I n most small towns every body knows every body and where they live. The post office
stresses importance of numbering dwellings.

In Lewes, many new families are settling in the community due to the construction of
Fort Miles so every body does not know every body anymore.

David Montcalm, Lewes postman had problems locating new families so he took it upon
himself to number the houses by painting numbers on pine shingles and tacking them to
unmarked houses.

Wilmington New Journal, Tuesday June 1, 1943

David Montcalm, young postman in Lewes received commendation from Post Office
Department for getting the town out of the horse and buggy days by painting numbers on
small pine boards and nailing them to unnumbered homes, all on his own time.
The letter reads “ Representations have been made to the department that you have, at
your own expense, prepared numbered wood strips incident to appropriately numbering
residents and business places in Lewes with a view to insure prompt delviery of the mail.”.

You may be assured your efforts are appreciated and accept the commendation of the
postal department therewith.

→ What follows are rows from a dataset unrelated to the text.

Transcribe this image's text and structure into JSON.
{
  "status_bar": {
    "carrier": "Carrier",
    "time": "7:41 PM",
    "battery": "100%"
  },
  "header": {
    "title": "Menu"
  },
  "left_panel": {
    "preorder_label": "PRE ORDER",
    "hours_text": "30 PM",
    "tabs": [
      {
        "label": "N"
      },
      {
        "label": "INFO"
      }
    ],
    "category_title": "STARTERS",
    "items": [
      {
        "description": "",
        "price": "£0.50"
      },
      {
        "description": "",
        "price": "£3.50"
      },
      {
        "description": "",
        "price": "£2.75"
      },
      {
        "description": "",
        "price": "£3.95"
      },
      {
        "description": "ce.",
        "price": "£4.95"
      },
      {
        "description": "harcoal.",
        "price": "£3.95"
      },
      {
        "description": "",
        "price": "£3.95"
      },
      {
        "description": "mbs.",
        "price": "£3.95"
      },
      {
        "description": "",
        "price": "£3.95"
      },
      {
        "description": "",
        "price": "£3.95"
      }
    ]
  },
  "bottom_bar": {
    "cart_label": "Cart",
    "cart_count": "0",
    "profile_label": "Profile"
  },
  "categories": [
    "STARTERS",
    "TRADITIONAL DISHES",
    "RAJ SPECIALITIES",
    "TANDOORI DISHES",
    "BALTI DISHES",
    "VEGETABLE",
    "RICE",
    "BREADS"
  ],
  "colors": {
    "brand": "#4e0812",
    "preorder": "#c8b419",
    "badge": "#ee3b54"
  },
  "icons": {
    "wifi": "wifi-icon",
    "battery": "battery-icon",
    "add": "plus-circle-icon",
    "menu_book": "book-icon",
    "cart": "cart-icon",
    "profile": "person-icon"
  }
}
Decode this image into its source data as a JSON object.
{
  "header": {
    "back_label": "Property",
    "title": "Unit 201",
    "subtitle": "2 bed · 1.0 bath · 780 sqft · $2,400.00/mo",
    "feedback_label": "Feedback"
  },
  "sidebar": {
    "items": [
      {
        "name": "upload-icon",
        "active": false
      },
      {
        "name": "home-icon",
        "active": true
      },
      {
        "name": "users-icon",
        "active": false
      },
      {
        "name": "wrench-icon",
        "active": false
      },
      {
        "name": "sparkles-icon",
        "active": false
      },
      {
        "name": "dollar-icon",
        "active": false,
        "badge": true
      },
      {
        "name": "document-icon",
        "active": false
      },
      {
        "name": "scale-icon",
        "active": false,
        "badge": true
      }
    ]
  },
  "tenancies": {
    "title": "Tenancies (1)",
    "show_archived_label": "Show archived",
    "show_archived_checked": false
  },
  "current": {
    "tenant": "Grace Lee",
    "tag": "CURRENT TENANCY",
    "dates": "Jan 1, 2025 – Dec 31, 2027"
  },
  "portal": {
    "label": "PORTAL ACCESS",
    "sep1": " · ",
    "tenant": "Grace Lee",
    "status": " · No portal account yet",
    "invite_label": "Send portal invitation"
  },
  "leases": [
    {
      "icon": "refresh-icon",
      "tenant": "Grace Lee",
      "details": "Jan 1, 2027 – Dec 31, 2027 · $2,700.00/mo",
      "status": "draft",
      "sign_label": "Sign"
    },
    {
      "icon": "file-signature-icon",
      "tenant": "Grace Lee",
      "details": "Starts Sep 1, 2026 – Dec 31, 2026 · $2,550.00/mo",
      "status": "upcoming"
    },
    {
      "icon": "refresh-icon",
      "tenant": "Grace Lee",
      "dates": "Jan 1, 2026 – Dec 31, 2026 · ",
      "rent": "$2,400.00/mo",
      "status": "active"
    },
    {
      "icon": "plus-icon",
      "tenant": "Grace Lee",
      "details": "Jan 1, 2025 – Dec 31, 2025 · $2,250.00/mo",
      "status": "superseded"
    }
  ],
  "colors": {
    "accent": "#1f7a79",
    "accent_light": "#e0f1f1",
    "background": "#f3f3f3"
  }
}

Abstract: July 5 2018, By Harrison H. www.delmarhstory.blogspot.com for
Facebook comment.